  1. American Beverage Association

    Dec 23, 2014 at 3:40 pm

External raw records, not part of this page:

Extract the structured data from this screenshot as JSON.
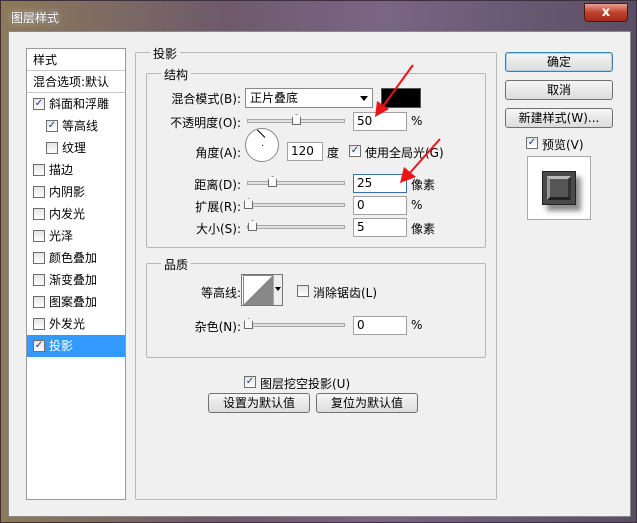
{
  "window": {
    "title": "图层样式",
    "close_glyph": "x"
  },
  "style_list": {
    "header": "样式",
    "blend_options": "混合选项:默认",
    "items": [
      {
        "label": "斜面和浮雕",
        "checked": true,
        "sub": false,
        "active": false
      },
      {
        "label": "等高线",
        "checked": true,
        "sub": true,
        "active": false
      },
      {
        "label": "纹理",
        "checked": false,
        "sub": true,
        "active": false
      },
      {
        "label": "描边",
        "checked": false,
        "sub": false,
        "active": false
      },
      {
        "label": "内阴影",
        "checked": false,
        "sub": false,
        "active": false
      },
      {
        "label": "内发光",
        "checked": false,
        "sub": false,
        "active": false
      },
      {
        "label": "光泽",
        "checked": false,
        "sub": false,
        "active": false
      },
      {
        "label": "颜色叠加",
        "checked": false,
        "sub": false,
        "active": false
      },
      {
        "label": "渐变叠加",
        "checked": false,
        "sub": false,
        "active": false
      },
      {
        "label": "图案叠加",
        "checked": false,
        "sub": false,
        "active": false
      },
      {
        "label": "外发光",
        "checked": false,
        "sub": false,
        "active": false
      },
      {
        "label": "投影",
        "checked": true,
        "sub": false,
        "active": true
      }
    ]
  },
  "drop_shadow": {
    "section_title": "投影",
    "structure": {
      "title": "结构",
      "blend_mode_label": "混合模式(B):",
      "blend_mode_value": "正片叠底",
      "shadow_color": "#000000",
      "opacity_label": "不透明度(O):",
      "opacity_value": "50",
      "opacity_fraction": 0.5,
      "percent": "%",
      "angle_label": "角度(A):",
      "angle_value": "120",
      "angle_unit": "度",
      "global_light_label": "使用全局光(G)",
      "global_light_checked": true,
      "distance_label": "距离(D):",
      "distance_value": "25",
      "spread_label": "扩展(R):",
      "spread_value": "0",
      "size_label": "大小(S):",
      "size_value": "5",
      "px_unit": "像素"
    },
    "quality": {
      "title": "品质",
      "contour_label": "等高线:",
      "antialias_label": "消除锯齿(L)",
      "antialias_checked": false,
      "noise_label": "杂色(N):",
      "noise_value": "0",
      "percent": "%"
    },
    "knockout_label": "图层挖空投影(U)",
    "knockout_checked": true,
    "make_default_label": "设置为默认值",
    "reset_default_label": "复位为默认值"
  },
  "buttons": {
    "ok": "确定",
    "cancel": "取消",
    "new_style": "新建样式(W)...",
    "preview_label": "预览(V)",
    "preview_checked": true
  },
  "colors": {
    "selection": "#3399ff",
    "annotation_arrow": "#e8141a"
  },
  "icons": {
    "check": "check-icon",
    "dropdown": "chevron-down-icon",
    "close": "close-icon"
  }
}
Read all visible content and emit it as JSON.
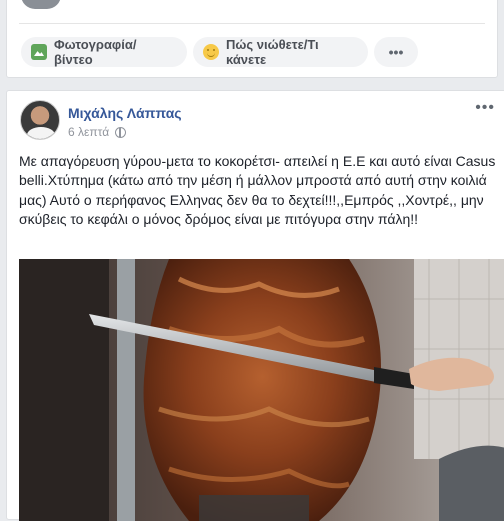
{
  "composer": {
    "photo_label": "Φωτογραφία/βίντεο",
    "feeling_label": "Πώς νιώθετε/Τι κάνετε",
    "more_label": "•••"
  },
  "post": {
    "author": "Μιχάλης Λάππας",
    "timestamp": "6 λεπτά",
    "menu_label": "•••",
    "text": "Με απαγόρευση γύρου-μετα το κοκορέτσι- απειλεί η Ε.Ε και αυτό είναι Casus belli.Χτύπημα (κάτω από την μέση ή μάλλον μπροστά από αυτή στην κοιλιά μας) Αυτό ο περήφανος Ελληνας δεν θα το δεχτεί!!!,,Εμπρός ,,Χοντρέ,, μην σκύβεις το κεφάλι ο μόνος δρόμος είναι με πιτόγυρα στην πάλη!!"
  },
  "colors": {
    "link": "#365899",
    "page_bg": "#e9ebee",
    "muted": "#90949c"
  }
}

    It’s important to clarify several points of misinformation cited here. First, science has repeatedly reaffirmed that low-calorie sweeteners are safe, and can help cut calories and promote weight loss. A study published in the American Journal of Clinical Nutrition verifies this fact, as well as debunks the myth that diet beverages cause an increased preference for sweet foods and beverages: Moreover, the “research” referenced here claiming that low-calorie sweeteners change the balance of bacteria in the gut, and contribute to diabetes and weight gain are not substantiated by the body of science. Frankly, this study, which focused predominantly on rodents, is not at all a reflection of real life for humans. Bottom line: low-calorie sweeteners are a viable calorie-cutting tool and can be a part of a balanced diet and active, healthy life. – American Beverage Association